Task statement |
Show the lines below that contain the string "subtitle".

# # # # #

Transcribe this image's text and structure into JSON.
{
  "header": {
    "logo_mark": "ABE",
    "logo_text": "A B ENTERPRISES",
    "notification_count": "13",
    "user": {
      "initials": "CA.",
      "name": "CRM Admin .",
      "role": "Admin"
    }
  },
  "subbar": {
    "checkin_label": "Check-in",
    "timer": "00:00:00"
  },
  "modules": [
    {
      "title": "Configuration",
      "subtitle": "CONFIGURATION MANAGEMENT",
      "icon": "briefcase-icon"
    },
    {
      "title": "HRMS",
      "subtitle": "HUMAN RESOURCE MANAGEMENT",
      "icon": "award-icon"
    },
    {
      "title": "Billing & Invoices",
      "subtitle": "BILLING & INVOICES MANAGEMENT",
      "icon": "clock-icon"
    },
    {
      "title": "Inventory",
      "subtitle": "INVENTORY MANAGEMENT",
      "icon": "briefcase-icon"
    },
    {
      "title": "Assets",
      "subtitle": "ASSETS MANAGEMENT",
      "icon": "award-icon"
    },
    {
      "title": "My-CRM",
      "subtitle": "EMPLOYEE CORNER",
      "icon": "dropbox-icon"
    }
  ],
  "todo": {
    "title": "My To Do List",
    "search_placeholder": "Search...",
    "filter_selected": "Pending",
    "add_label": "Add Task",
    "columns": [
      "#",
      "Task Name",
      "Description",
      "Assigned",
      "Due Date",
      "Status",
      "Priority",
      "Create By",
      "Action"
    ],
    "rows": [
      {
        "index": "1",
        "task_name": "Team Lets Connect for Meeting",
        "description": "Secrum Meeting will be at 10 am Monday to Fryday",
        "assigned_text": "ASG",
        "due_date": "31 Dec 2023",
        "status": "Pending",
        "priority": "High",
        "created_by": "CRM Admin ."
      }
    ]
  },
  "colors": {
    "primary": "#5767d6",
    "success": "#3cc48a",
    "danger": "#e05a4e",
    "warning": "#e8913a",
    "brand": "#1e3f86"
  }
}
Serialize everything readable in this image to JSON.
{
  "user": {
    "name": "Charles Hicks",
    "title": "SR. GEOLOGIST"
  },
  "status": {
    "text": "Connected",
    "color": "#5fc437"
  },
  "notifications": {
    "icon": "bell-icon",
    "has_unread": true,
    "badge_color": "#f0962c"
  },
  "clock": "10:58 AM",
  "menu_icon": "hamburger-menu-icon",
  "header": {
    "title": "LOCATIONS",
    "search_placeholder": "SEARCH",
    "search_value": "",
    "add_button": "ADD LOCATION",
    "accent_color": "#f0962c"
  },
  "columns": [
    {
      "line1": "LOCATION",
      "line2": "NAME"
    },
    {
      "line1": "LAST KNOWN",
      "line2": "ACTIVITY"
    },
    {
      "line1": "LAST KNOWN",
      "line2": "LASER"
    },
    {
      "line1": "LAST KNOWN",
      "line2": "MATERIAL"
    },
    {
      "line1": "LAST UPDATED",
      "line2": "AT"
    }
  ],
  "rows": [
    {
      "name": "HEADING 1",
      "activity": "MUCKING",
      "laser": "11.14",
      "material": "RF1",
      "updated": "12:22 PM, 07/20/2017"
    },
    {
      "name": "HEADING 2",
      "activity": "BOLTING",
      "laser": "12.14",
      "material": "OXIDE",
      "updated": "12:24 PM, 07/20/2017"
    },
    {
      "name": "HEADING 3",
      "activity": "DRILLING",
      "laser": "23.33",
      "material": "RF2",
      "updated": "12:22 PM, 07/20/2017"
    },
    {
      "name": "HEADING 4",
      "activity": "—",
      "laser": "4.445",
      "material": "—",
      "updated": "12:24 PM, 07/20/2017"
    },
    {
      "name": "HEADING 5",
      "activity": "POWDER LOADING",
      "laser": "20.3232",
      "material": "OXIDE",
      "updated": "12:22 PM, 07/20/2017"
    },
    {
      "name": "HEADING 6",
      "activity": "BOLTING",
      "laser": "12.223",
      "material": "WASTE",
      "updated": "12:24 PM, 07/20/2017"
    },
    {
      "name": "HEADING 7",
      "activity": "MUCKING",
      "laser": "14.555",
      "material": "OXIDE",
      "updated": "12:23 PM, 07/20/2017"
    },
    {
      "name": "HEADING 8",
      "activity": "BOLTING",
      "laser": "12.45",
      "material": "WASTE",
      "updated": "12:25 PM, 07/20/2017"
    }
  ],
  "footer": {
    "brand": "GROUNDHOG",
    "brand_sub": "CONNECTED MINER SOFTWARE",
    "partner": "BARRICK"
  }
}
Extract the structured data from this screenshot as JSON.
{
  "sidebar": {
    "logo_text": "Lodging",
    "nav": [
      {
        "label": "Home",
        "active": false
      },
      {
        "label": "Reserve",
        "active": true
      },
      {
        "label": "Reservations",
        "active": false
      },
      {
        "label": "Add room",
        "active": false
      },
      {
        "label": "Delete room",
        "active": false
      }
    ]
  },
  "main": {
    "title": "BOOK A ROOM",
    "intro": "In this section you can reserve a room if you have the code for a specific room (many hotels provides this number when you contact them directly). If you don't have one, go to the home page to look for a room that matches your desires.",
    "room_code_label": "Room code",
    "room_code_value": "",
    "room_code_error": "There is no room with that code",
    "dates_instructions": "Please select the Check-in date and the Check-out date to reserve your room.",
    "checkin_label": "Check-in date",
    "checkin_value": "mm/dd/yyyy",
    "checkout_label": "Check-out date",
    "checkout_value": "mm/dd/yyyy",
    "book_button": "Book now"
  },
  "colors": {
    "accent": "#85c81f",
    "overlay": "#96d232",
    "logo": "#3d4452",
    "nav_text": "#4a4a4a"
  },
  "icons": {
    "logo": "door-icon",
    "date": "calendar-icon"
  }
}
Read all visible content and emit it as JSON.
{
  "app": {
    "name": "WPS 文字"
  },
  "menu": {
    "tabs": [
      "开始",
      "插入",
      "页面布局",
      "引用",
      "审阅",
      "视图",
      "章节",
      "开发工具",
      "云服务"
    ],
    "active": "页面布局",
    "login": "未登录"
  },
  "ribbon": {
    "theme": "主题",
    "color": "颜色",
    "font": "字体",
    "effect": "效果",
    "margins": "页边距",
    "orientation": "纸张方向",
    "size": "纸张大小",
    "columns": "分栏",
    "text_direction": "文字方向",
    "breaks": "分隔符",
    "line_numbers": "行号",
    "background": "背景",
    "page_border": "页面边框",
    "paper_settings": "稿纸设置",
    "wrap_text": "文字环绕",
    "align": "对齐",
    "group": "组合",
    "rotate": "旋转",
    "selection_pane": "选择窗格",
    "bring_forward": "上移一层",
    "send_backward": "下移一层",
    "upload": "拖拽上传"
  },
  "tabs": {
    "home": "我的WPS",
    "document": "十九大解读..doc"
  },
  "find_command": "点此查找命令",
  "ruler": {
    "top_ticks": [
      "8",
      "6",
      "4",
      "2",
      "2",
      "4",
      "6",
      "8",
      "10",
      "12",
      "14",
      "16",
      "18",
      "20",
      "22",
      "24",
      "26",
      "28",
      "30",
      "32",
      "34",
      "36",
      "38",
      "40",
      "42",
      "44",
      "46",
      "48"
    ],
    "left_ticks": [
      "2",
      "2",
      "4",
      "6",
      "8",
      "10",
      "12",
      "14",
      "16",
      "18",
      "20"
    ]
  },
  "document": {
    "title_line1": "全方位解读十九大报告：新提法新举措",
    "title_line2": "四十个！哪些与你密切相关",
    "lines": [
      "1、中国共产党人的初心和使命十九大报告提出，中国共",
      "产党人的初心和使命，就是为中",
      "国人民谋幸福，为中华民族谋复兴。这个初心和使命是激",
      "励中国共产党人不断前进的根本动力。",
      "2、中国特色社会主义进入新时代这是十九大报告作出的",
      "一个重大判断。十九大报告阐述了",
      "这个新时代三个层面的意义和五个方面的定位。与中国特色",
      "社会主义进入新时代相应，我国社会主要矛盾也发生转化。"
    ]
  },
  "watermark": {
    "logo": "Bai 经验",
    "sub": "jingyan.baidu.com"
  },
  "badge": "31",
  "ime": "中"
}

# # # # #

Answer for the task |
      "subtitle": "CONFIGURATION MANAGEMENT",
      "subtitle": "HUMAN RESOURCE MANAGEMENT",
      "subtitle": "BILLING & INVOICES MANAGEMENT",
      "subtitle": "INVENTORY MANAGEMENT",
      "subtitle": "ASSETS MANAGEMENT",
      "subtitle": "EMPLOYEE CORNER",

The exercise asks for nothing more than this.